### What to do
Repeat all the data that appears below, keeping it exact.

### Provided entries
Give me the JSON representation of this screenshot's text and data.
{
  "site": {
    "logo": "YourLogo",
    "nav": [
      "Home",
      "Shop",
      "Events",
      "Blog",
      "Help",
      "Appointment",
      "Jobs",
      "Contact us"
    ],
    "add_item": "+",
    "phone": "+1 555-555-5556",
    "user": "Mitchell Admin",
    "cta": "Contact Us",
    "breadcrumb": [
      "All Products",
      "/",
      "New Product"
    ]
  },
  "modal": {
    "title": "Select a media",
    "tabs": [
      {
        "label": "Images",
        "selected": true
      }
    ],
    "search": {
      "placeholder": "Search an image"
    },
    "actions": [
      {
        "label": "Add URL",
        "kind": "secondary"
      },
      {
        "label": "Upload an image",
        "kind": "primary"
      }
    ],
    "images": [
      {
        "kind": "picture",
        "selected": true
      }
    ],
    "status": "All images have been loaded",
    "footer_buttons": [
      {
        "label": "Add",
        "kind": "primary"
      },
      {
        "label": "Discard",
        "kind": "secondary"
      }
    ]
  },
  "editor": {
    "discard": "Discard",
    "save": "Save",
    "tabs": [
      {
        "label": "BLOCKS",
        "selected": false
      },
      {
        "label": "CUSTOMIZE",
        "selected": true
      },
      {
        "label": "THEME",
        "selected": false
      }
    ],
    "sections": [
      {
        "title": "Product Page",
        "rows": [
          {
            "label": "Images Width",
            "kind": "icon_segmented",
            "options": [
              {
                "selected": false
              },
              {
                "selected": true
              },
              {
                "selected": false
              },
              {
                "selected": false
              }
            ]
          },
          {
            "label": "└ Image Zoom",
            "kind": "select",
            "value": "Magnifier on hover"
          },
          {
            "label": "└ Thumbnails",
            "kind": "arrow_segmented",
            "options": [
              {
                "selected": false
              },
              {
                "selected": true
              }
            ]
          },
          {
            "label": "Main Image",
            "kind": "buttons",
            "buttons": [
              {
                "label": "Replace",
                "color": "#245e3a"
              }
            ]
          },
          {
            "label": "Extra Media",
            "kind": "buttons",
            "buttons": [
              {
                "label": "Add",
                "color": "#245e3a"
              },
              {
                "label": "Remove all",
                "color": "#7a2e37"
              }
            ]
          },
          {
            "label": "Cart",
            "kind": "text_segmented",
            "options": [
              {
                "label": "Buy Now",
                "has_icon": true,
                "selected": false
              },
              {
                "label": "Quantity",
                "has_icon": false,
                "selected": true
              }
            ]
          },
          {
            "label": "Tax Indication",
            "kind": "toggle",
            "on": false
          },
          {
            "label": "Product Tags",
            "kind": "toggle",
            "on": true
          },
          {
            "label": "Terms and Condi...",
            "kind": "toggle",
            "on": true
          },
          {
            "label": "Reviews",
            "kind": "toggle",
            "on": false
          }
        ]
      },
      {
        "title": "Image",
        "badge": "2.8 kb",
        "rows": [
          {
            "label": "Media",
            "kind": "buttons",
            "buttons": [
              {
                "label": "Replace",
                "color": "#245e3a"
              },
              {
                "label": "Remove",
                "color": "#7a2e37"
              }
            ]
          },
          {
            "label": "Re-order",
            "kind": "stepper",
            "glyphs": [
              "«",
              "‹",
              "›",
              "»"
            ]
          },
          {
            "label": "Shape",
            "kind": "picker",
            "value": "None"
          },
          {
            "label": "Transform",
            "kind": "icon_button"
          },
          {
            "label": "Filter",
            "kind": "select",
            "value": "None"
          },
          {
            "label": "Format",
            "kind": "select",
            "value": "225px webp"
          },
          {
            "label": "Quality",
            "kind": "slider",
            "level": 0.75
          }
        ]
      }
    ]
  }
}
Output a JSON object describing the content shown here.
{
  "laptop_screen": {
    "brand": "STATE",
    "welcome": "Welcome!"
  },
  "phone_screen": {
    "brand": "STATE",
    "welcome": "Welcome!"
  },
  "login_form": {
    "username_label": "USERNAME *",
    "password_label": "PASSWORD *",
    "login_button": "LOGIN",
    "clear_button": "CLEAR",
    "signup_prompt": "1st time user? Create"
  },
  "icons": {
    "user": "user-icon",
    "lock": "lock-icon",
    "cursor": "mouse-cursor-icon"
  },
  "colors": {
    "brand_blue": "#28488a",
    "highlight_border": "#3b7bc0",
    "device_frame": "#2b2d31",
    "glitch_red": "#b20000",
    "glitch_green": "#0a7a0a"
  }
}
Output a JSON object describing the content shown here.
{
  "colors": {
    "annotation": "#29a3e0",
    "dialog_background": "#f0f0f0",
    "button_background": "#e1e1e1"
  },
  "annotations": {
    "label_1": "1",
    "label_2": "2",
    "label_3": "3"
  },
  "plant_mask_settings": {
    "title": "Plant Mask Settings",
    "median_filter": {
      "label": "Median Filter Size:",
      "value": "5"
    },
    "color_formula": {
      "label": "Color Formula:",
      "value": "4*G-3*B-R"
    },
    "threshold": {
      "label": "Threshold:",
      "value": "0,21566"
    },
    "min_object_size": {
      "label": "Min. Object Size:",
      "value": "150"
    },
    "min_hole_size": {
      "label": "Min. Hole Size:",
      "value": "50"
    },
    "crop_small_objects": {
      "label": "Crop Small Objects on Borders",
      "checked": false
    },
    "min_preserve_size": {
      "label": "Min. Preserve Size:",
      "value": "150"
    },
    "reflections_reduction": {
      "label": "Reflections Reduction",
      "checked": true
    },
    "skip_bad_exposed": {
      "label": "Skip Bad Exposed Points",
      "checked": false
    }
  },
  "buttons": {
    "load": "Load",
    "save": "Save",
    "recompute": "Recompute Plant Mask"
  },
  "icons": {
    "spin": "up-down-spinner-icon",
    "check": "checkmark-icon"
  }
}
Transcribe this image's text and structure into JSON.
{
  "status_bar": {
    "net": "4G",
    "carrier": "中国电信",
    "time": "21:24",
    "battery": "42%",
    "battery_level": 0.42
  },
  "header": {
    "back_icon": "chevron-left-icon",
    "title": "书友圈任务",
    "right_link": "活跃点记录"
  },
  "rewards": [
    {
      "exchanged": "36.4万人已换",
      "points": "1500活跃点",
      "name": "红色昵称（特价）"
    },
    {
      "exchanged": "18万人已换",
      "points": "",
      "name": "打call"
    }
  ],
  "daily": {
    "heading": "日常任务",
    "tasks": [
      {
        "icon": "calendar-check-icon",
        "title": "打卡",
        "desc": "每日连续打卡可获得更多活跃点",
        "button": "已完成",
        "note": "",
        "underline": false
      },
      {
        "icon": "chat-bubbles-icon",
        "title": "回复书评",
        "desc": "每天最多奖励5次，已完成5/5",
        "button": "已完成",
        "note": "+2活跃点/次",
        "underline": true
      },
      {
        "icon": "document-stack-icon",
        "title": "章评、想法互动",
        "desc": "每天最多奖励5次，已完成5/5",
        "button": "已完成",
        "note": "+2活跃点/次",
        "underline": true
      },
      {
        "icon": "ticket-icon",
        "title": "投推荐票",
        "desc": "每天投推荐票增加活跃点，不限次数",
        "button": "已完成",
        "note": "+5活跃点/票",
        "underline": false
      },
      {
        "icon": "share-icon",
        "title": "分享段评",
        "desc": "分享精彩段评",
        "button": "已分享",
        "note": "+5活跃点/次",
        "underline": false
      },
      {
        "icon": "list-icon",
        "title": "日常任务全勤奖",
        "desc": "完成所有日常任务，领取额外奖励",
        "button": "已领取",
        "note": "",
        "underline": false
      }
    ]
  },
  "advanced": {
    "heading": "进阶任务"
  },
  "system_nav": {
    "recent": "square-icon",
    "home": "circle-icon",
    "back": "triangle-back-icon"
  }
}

### Written response
Give me the JSON representation of this screenshot's text and data.
{
  "site": {
    "logo": "YourLogo",
    "nav": [
      "Home",
      "Shop",
      "Events",
      "Blog",
      "Help",
      "Appointment",
      "Jobs",
      "Contact us"
    ],
    "add_item": "+",
    "phone": "+1 555-555-5556",
    "user": "Mitchell Admin",
    "cta": "Contact Us",
    "breadcrumb": [
      "All Products",
      "/",
      "New Product"
    ]
  },
  "modal": {
    "title": "Select a media",
    "tabs": [
      {
        "label": "Images",
        "selected": true
      }
    ],
    "search": {
      "placeholder": "Search an image"
    },
    "actions": [
      {
        "label": "Add URL",
        "kind": "secondary"
      },
      {
        "label": "Upload an image",
        "kind": "primary"
      }
    ],
    "images": [
      {
        "kind": "picture",
        "selected": true
      }
    ],
    "status": "All images have been loaded",
    "footer_buttons": [
      {
        "label": "Add",
        "kind": "primary"
      },
      {
        "label": "Discard",
        "kind": "secondary"
      }
    ]
  },
  "editor": {
    "discard": "Discard",
    "save": "Save",
    "tabs": [
      {
        "label": "BLOCKS",
        "selected": false
      },
      {
        "label": "CUSTOMIZE",
        "selected": true
      },
      {
        "label": "THEME",
        "selected": false
      }
    ],
    "sections": [
      {
        "title": "Product Page",
        "rows": [
          {
            "label": "Images Width",
            "kind": "icon_segmented",
            "options": [
              {
                "selected": false
              },
              {
                "selected": true
              },
              {
                "selected": false
              },
              {
                "selected": false
              }
            ]
          },
          {
            "label": "└ Image Zoom",
            "kind": "select",
            "value": "Magnifier on hover"
          },
          {
            "label": "└ Thumbnails",
            "kind": "arrow_segmented",
            "options": [
              {
                "selected": false
              },
              {
                "selected": true
              }
            ]
          },
          {
            "label": "Main Image",
            "kind": "buttons",
            "buttons": [
              {
                "label": "Replace",
                "color": "#245e3a"
              }
            ]
          },
          {
            "label": "Extra Media",
            "kind": "buttons",
            "buttons": [
              {
                "label": "Add",
                "color": "#245e3a"
              },
              {
                "label": "Remove all",
                "color": "#7a2e37"
              }
            ]
          },
          {
            "label": "Cart",
            "kind": "text_segmented",
            "options": [
              {
                "label": "Buy Now",
                "has_icon": true,
                "selected": false
              },
              {
                "label": "Quantity",
                "has_icon": false,
                "selected": true
              }
            ]
          },
          {
            "label": "Tax Indication",
            "kind": "toggle",
            "on": false
          },
          {
            "label": "Product Tags",
            "kind": "toggle",
            "on": true
          },
          {
            "label": "Terms and Condi...",
            "kind": "toggle",
            "on": true
          },
          {
            "label": "Reviews",
            "kind": "toggle",
            "on": false
          }
        ]
      },
      {
        "title": "Image",
        "badge": "2.8 kb",
        "rows": [
          {
            "label": "Media",
            "kind": "buttons",
            "buttons": [
              {
                "label": "Replace",
                "color": "#245e3a"
              },
              {
                "label": "Remove",
                "color": "#7a2e37"
              }
            ]
          },
          {
            "label": "Re-order",
            "kind": "stepper",
            "glyphs": [
              "«",
              "‹",
              "›",
              "»"
            ]
          },
          {
            "label": "Shape",
            "kind": "picker",
            "value": "None"
          },
          {
            "label": "Transform",
            "kind": "icon_button"
          },
          {
            "label": "Filter",
            "kind": "select",
            "value": "None"
          },
          {
            "label": "Format",
            "kind": "select",
            "value": "225px webp"
          },
          {
            "label": "Quality",
            "kind": "slider",
            "level": 0.75
          }
        ]
      }
    ]
  }
}
Output a JSON object describing the content shown here.
{
  "laptop_screen": {
    "brand": "STATE",
    "welcome": "Welcome!"
  },
  "phone_screen": {
    "brand": "STATE",
    "welcome": "Welcome!"
  },
  "login_form": {
    "username_label": "USERNAME *",
    "password_label": "PASSWORD *",
    "login_button": "LOGIN",
    "clear_button": "CLEAR",
    "signup_prompt": "1st time user? Create"
  },
  "icons": {
    "user": "user-icon",
    "lock": "lock-icon",
    "cursor": "mouse-cursor-icon"
  },
  "colors": {
    "brand_blue": "#28488a",
    "highlight_border": "#3b7bc0",
    "device_frame": "#2b2d31",
    "glitch_red": "#b20000",
    "glitch_green": "#0a7a0a"
  }
}
Output a JSON object describing the content shown here.
{
  "colors": {
    "annotation": "#29a3e0",
    "dialog_background": "#f0f0f0",
    "button_background": "#e1e1e1"
  },
  "annotations": {
    "label_1": "1",
    "label_2": "2",
    "label_3": "3"
  },
  "plant_mask_settings": {
    "title": "Plant Mask Settings",
    "median_filter": {
      "label": "Median Filter Size:",
      "value": "5"
    },
    "color_formula": {
      "label": "Color Formula:",
      "value": "4*G-3*B-R"
    },
    "threshold": {
      "label": "Threshold:",
      "value": "0,21566"
    },
    "min_object_size": {
      "label": "Min. Object Size:",
      "value": "150"
    },
    "min_hole_size": {
      "label": "Min. Hole Size:",
      "value": "50"
    },
    "crop_small_objects": {
      "label": "Crop Small Objects on Borders",
      "checked": false
    },
    "min_preserve_size": {
      "label": "Min. Preserve Size:",
      "value": "150"
    },
    "reflections_reduction": {
      "label": "Reflections Reduction",
      "checked": true
    },
    "skip_bad_exposed": {
      "label": "Skip Bad Exposed Points",
      "checked": false
    }
  },
  "buttons": {
    "load": "Load",
    "save": "Save",
    "recompute": "Recompute Plant Mask"
  },
  "icons": {
    "spin": "up-down-spinner-icon",
    "check": "checkmark-icon"
  }
}
Transcribe this image's text and structure into JSON.
{
  "status_bar": {
    "net": "4G",
    "carrier": "中国电信",
    "time": "21:24",
    "battery": "42%",
    "battery_level": 0.42
  },
  "header": {
    "back_icon": "chevron-left-icon",
    "title": "书友圈任务",
    "right_link": "活跃点记录"
  },
  "rewards": [
    {
      "exchanged": "36.4万人已换",
      "points": "1500活跃点",
      "name": "红色昵称（特价）"
    },
    {
      "exchanged": "18万人已换",
      "points": "",
      "name": "打call"
    }
  ],
  "daily": {
    "heading": "日常任务",
    "tasks": [
      {
        "icon": "calendar-check-icon",
        "title": "打卡",
        "desc": "每日连续打卡可获得更多活跃点",
        "button": "已完成",
        "note": "",
        "underline": false
      },
      {
        "icon": "chat-bubbles-icon",
        "title": "回复书评",
        "desc": "每天最多奖励5次，已完成5/5",
        "button": "已完成",
        "note": "+2活跃点/次",
        "underline": true
      },
      {
        "icon": "document-stack-icon",
        "title": "章评、想法互动",
        "desc": "每天最多奖励5次，已完成5/5",
        "button": "已完成",
        "note": "+2活跃点/次",
        "underline": true
      },
      {
        "icon": "ticket-icon",
        "title": "投推荐票",
        "desc": "每天投推荐票增加活跃点，不限次数",
        "button": "已完成",
        "note": "+5活跃点/票",
        "underline": false
      },
      {
        "icon": "share-icon",
        "title": "分享段评",
        "desc": "分享精彩段评",
        "button": "已分享",
        "note": "+5活跃点/次",
        "underline": false
      },
      {
        "icon": "list-icon",
        "title": "日常任务全勤奖",
        "desc": "完成所有日常任务，领取额外奖励",
        "button": "已领取",
        "note": "",
        "underline": false
      }
    ]
  },
  "advanced": {
    "heading": "进阶任务"
  },
  "system_nav": {
    "recent": "square-icon",
    "home": "circle-icon",
    "back": "triangle-back-icon"
  }
}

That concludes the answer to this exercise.